Canadian courts

In the light of its serious jurisprudential and logical flaws, it is not surprising that six of the seven members of the Canadian Supreme Court, ruling on the Morgentaler case, distanced themselves from Roe. Only Madame Justice Wilson used Roe as a prop to her arguments that a woman’s right to personal autonomy – read “privacy” – gives her the right to abortion. Her opinion, too, was no surprise.

It is generally assumed in legal circles in the United States that Roe v. Wade will be overthrown in the not-too-distant future. Obviously, Justices on the Canadian Supreme Court would not want to be caught short in using Roe, now so discredited, just before the judgment is overturned.

Roe’s aftermath

In the intervening years the “right to privacy” has been used to give legitimacy to the claims of many new rights. Courts of Appeal, e.g. in Iowa and New York State, have declared laws against sodomy and homosexual activity unconstitutional.

It is quite easy to see that the right of privacy could be used to legitimize incest, and, indeed, certain types of incestuous behavior are no longer illegal in some states.

The right of privacy is not only claimed as grounds for killing preborn children. Today that same right of privacy has been extended to cover euthanasia and assisted suicide. Other ‘wanted’ groups, the old, the comatose and the handicapped child are now at risk.

Others exercise incompetent patients’ “rights”, with the permission of the courts. Sad to relate, there are many cases where sons and daughters, or husbands and wives demand that incompetent members of their families be starved to death using the patient’s right of privacy, and their right of substituted judgment as an excuse.

U.S. Supreme Court Justice White, in Thornburgh 1986, said of the Court, that, “in Roe it essentially created something out of nothing.” One can only wonder whether any other “nothing” ever created so much evil.

The idea of “potential” life is a popular one, but it has no basis in fact. The late Sir William Liley of New Zealand, a world famous authority on peri-natal medicine, who did the pioneering work on amniocentesis, testified at Joseph Borowski’s Regina trial in May 1983 (to come before the Supreme Court in June). He was asked about “potential” life.

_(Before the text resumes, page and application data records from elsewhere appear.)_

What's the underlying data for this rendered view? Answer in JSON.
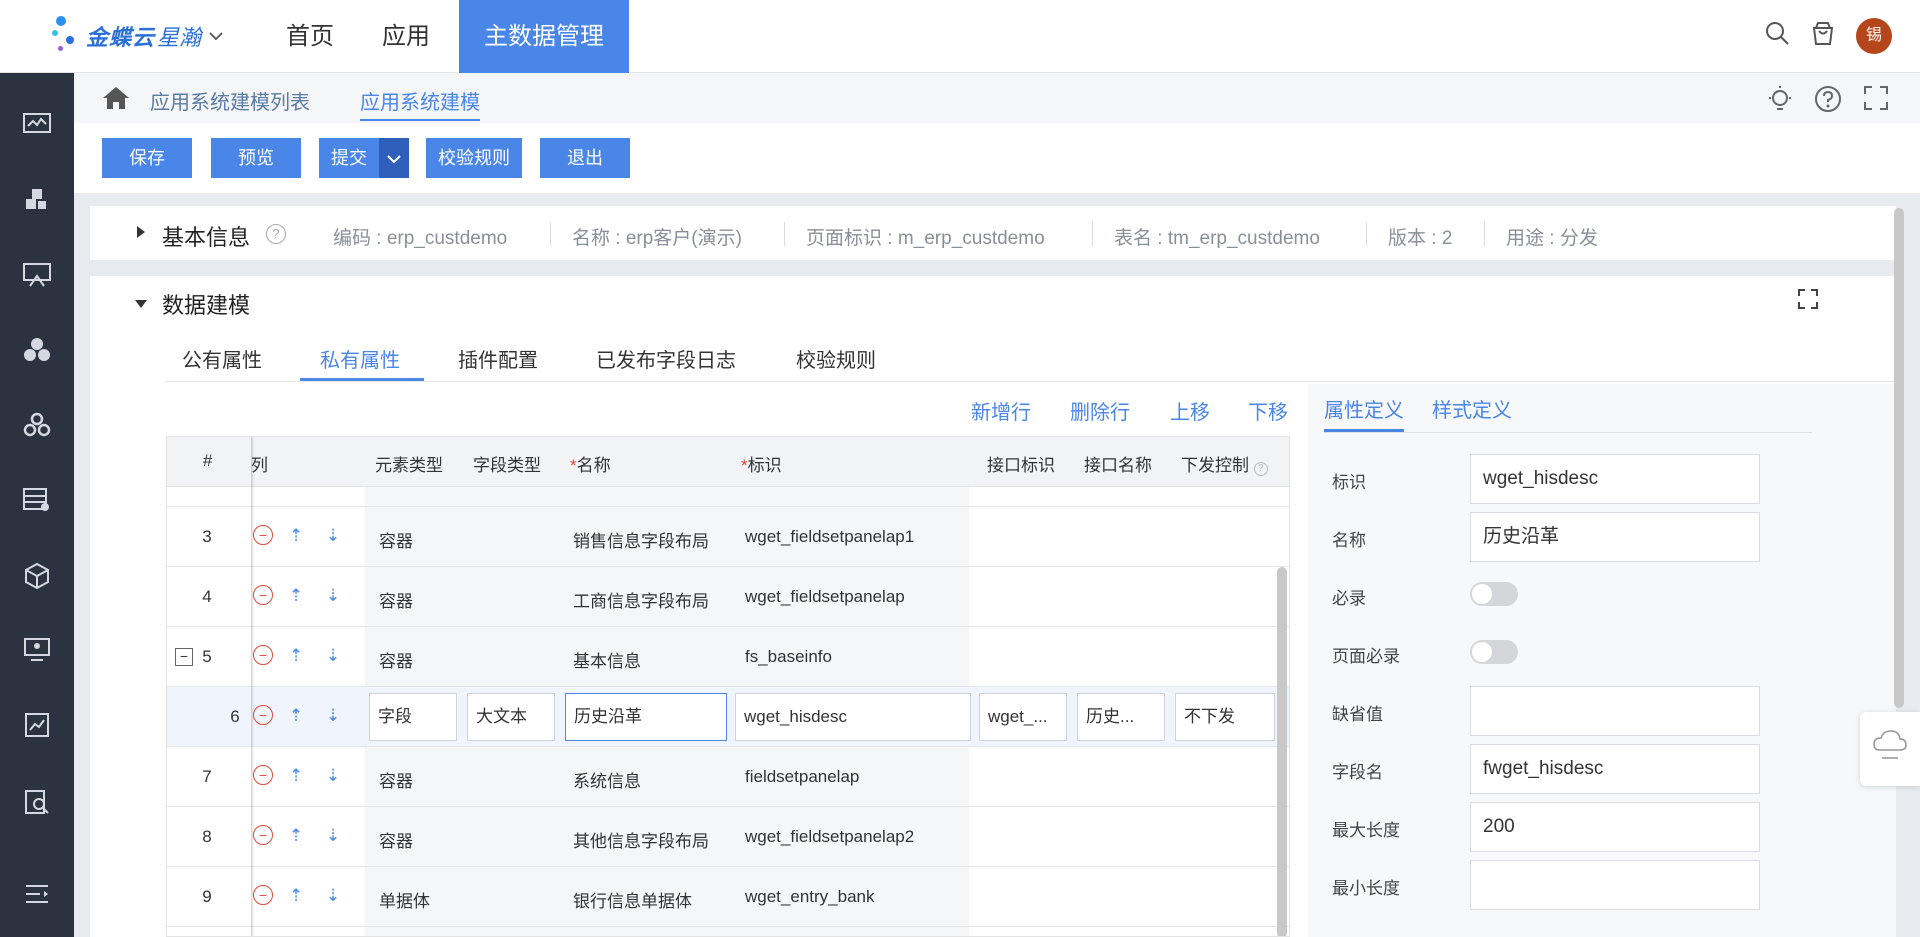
{
  "app": {
    "logo_brand": "金蝶云",
    "logo_product": "星瀚",
    "nav": [
      {
        "label": "首页"
      },
      {
        "label": "应用"
      },
      {
        "label": "主数据管理"
      }
    ],
    "avatar_text": "锡"
  },
  "icons": {
    "top": [
      "search-icon",
      "bag-icon"
    ],
    "sidebar": [
      "monitor-chart-icon",
      "puzzle-icon",
      "presentation-icon",
      "cluster-icon",
      "gears-cluster-icon",
      "table-settings-icon",
      "cube-icon",
      "screen-user-icon",
      "report-chart-icon",
      "clipboard-search-icon",
      "menu-collapse-icon"
    ],
    "crumb_right": [
      "bulb-icon",
      "help-icon",
      "fullscreen-icon"
    ]
  },
  "breadcrumb": {
    "items": [
      {
        "label": "应用系统建模列表"
      },
      {
        "label": "应用系统建模"
      }
    ]
  },
  "toolbar": {
    "save": "保存",
    "preview": "预览",
    "submit": "提交",
    "validate": "校验规则",
    "exit": "退出"
  },
  "basic_info": {
    "title": "基本信息",
    "items": [
      {
        "text": "编码 : erp_custdemo"
      },
      {
        "text": "名称 : erp客户(演示)"
      },
      {
        "text": "页面标识 : m_erp_custdemo"
      },
      {
        "text": "表名 : tm_erp_custdemo"
      },
      {
        "text": "版本 : 2"
      },
      {
        "text": "用途 : 分发"
      }
    ]
  },
  "data_model": {
    "title": "数据建模",
    "tabs": [
      {
        "label": "公有属性"
      },
      {
        "label": "私有属性"
      },
      {
        "label": "插件配置"
      },
      {
        "label": "已发布字段日志"
      },
      {
        "label": "校验规则"
      }
    ],
    "actions": {
      "add_row": "新增行",
      "delete_row": "删除行",
      "move_up": "上移",
      "move_down": "下移"
    },
    "grid": {
      "headers": {
        "index": "#",
        "col_partial": "列",
        "element_type": "元素类型",
        "field_type": "字段类型",
        "name": "名称",
        "key": "标识",
        "api_key": "接口标识",
        "api_name": "接口名称",
        "dispatch": "下发控制"
      },
      "rows": [
        {
          "num": "3",
          "element_type": "容器",
          "field_type": "",
          "name": "销售信息字段布局",
          "key": "wget_fieldsetpanelap1"
        },
        {
          "num": "4",
          "element_type": "容器",
          "field_type": "",
          "name": "工商信息字段布局",
          "key": "wget_fieldsetpanelap"
        },
        {
          "num": "5",
          "element_type": "容器",
          "field_type": "",
          "name": "基本信息",
          "key": "fs_baseinfo"
        },
        {
          "num": "6",
          "element_type": "字段",
          "field_type": "大文本",
          "name": "历史沿革",
          "key": "wget_hisdesc",
          "api_key": "wget_...",
          "api_name": "历史...",
          "dispatch": "不下发"
        },
        {
          "num": "7",
          "element_type": "容器",
          "field_type": "",
          "name": "系统信息",
          "key": "fieldsetpanelap"
        },
        {
          "num": "8",
          "element_type": "容器",
          "field_type": "",
          "name": "其他信息字段布局",
          "key": "wget_fieldsetpanelap2"
        },
        {
          "num": "9",
          "element_type": "单据体",
          "field_type": "",
          "name": "银行信息单据体",
          "key": "wget_entry_bank"
        }
      ]
    }
  },
  "properties": {
    "tabs": [
      {
        "label": "属性定义"
      },
      {
        "label": "样式定义"
      }
    ],
    "fields": {
      "key_label": "标识",
      "key_value": "wget_hisdesc",
      "name_label": "名称",
      "name_value": "历史沿革",
      "required_label": "必录",
      "required_on": false,
      "page_required_label": "页面必录",
      "page_required_on": false,
      "default_label": "缺省值",
      "default_value": "",
      "field_name_label": "字段名",
      "field_name_value": "fwget_hisdesc",
      "max_len_label": "最大长度",
      "max_len_value": "200",
      "min_len_label": "最小长度",
      "min_len_value": ""
    }
  },
  "colors": {
    "accent": "#4a86e8",
    "sidebar": "#2c3340",
    "danger": "#e04a3a"
  }
}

Dr. Liley replied that the word “potential” is not a medical or scientific term. The preborn, he said, are considered growing or developing human beings. “Life, was we deal with it in biology, is defined in absolute terms. Life is either there or not.”

Meanwhile, lawyers and judges are struggling with it in their own way.